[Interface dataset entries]
_____

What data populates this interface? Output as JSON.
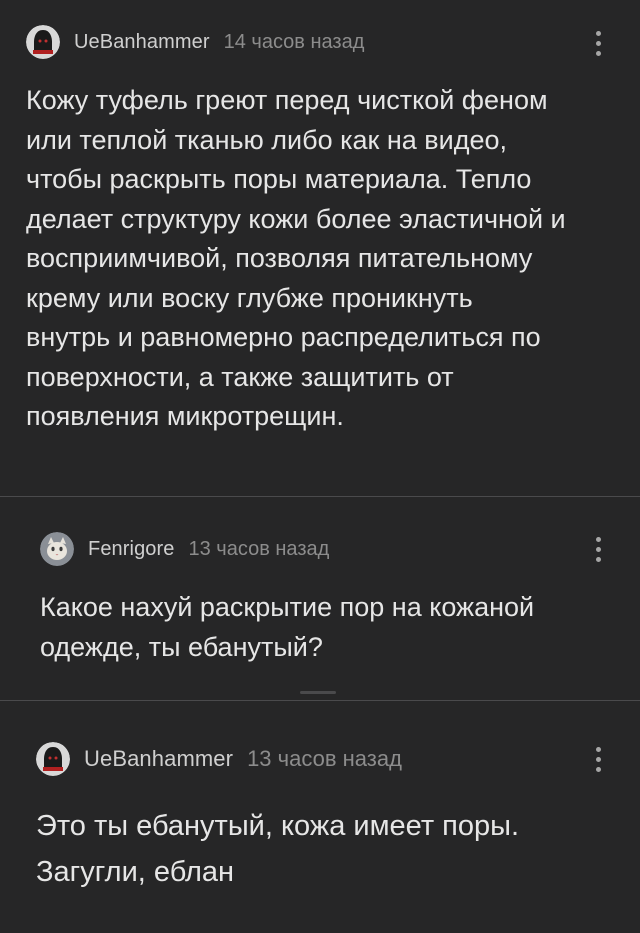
{
  "comments": [
    {
      "username": "UeBanhammer",
      "time": "14 часов назад",
      "text": "Кожу туфель греют перед чисткой феном\nили теплой тканью либо как на видео,\nчтобы раскрыть поры материала. Тепло\nделает структуру кожи более эластичной и\nвосприимчивой, позволяя питательному\nкрему или воску глубже проникнуть\nвнутрь и равномерно распределиться по\nповерхности, а также защитить от\nпоявления микротрещин.",
      "avatar_icon": "hooded-figure-icon"
    },
    {
      "username": "Fenrigore",
      "time": "13 часов назад",
      "text": "Какое нахуй раскрытие пор на кожаной\nодежде, ты ебанутый?",
      "avatar_icon": "cat-avatar-icon"
    },
    {
      "username": "UeBanhammer",
      "time": "13 часов назад",
      "text": "Это ты ебанутый, кожа имеет поры.\nЗагугли, еблан",
      "avatar_icon": "hooded-figure-icon"
    }
  ],
  "colors": {
    "background": "#262627",
    "text": "#e6e6e6",
    "username": "#cfcfcf",
    "timestamp": "#8c8c8c",
    "divider": "#4a4a4c"
  }
}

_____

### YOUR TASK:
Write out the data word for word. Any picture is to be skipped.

### WRITTEN SOLUTION:
What data populates this interface? Output as JSON.
{
  "comments": [
    {
      "username": "UeBanhammer",
      "time": "14 часов назад",
      "text": "Кожу туфель греют перед чисткой феном\nили теплой тканью либо как на видео,\nчтобы раскрыть поры материала. Тепло\nделает структуру кожи более эластичной и\nвосприимчивой, позволяя питательному\nкрему или воску глубже проникнуть\nвнутрь и равномерно распределиться по\nповерхности, а также защитить от\nпоявления микротрещин.",
      "avatar_icon": "hooded-figure-icon"
    },
    {
      "username": "Fenrigore",
      "time": "13 часов назад",
      "text": "Какое нахуй раскрытие пор на кожаной\nодежде, ты ебанутый?",
      "avatar_icon": "cat-avatar-icon"
    },
    {
      "username": "UeBanhammer",
      "time": "13 часов назад",
      "text": "Это ты ебанутый, кожа имеет поры.\nЗагугли, еблан",
      "avatar_icon": "hooded-figure-icon"
    }
  ],
  "colors": {
    "background": "#262627",
    "text": "#e6e6e6",
    "username": "#cfcfcf",
    "timestamp": "#8c8c8c",
    "divider": "#4a4a4c"
  }
}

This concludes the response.